When running a metal casting simulation using Altair Inspire Cast, the model needs to be broken up into simple pieces that make up a mesh. In the background, Altair SimLab creates this mesh and delivers it to Inspire Cast for you automatically. For most cases, this process works seamlessly. In this article, we will look at one of the few cases where we bump into a problem caused by some modeling practices that are not well-suited for simulation, and how easy it is to use SimLab to help track down the problem.
Casting simulation fails
Our casting CAD model includes a core and a riser.
In this case, when we tried to run our casting simulation, we encountered an error.

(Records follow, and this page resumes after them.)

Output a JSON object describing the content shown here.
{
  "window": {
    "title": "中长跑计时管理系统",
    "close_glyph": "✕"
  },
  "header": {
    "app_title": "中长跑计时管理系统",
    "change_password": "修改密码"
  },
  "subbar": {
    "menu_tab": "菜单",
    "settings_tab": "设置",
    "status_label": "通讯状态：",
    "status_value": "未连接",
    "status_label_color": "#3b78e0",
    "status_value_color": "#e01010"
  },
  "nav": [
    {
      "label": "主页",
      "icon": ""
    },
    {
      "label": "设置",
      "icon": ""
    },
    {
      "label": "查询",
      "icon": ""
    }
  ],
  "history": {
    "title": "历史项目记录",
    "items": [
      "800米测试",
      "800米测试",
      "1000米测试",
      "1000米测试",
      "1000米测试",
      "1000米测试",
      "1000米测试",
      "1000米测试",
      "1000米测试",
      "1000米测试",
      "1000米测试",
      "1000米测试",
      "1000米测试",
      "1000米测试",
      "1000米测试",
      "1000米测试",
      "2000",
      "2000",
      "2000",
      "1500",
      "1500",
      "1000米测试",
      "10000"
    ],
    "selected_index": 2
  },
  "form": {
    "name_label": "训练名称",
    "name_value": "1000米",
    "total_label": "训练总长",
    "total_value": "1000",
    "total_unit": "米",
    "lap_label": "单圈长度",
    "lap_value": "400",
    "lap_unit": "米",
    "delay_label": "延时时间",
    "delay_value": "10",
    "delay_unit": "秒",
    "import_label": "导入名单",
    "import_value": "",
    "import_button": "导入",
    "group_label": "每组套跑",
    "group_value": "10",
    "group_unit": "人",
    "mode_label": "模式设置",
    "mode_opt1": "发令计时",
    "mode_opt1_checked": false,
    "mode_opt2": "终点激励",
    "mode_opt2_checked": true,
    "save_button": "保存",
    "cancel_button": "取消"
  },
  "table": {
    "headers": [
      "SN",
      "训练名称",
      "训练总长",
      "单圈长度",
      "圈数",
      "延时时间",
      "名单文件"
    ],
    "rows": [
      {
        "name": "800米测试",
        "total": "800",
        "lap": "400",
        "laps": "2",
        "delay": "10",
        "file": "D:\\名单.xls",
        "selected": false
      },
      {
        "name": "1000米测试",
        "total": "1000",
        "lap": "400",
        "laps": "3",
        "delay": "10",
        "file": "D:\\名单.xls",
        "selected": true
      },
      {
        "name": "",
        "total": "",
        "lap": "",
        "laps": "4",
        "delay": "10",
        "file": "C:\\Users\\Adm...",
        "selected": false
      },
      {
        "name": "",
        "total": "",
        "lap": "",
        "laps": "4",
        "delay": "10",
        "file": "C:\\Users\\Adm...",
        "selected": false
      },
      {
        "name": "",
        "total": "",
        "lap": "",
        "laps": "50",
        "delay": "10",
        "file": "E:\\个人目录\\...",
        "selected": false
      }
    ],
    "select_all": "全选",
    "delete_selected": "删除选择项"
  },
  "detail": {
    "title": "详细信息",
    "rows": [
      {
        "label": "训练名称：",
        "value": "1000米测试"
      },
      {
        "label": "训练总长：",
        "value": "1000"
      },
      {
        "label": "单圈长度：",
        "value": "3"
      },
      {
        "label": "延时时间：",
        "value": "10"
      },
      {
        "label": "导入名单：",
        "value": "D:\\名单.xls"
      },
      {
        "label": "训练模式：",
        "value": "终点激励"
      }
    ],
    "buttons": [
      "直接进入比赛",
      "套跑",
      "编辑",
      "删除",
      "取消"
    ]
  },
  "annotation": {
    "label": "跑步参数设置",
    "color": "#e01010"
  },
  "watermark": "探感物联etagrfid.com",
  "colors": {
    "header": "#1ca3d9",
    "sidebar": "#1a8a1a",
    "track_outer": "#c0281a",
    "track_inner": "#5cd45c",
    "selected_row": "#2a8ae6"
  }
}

Although we may not be sure why we get this error, we should start by looking at the mesh, since this is what Inspire Cast uses for its calculations.
Open mesh file in SimLab
To look at our mesh, we will open the mesh in SimLab. The mesh file called “Mesh.slb” is found in the run folder.
After opening this file in SimLab and hiding the model body, we see some of the triangular mesh elements.
There are some advanced meshing tools in Altair SimLab that also help you to track down problems like this if your model is more complex. The Quality tool allows us to filter elements that have bad quality.
Or we can section our mesh to try to get a full picture of these elements.
Now that we have identified the locations of the problems, we can take a closer look at the model to see how we can fix them.
Fix the problem using Inspire Cast direct editing
We can see that our CAD model had tiny gaps or walls that may have created some of the problems with the mesh.
Without having to go back to our CAD tool, we can use some of the features directly in Inspire Cast to fix this problem. We can drag-move faces and use the Cut tool.
After a couple more steps to clean up and combine the remaining bodies after the cut, we are ready to run our casting simulation.
Our initial study failed to run, but by opening the mesh file in Altair SimLab we were able to track down the source of the problem quickly. We then used some of Altair Inspire Cast’s direct editing tools to fix the problem and in minutes, we had a working model. The fact that we can leverage SimLab, a tool specially developed for quick and easy meshing for a wide variety of applications, alongside Inspire Cast, a tool built for metal casting simulations, makes this workflow possible.
If you would like more tips or some training when working in Altair’s Inspire Cast, contact us.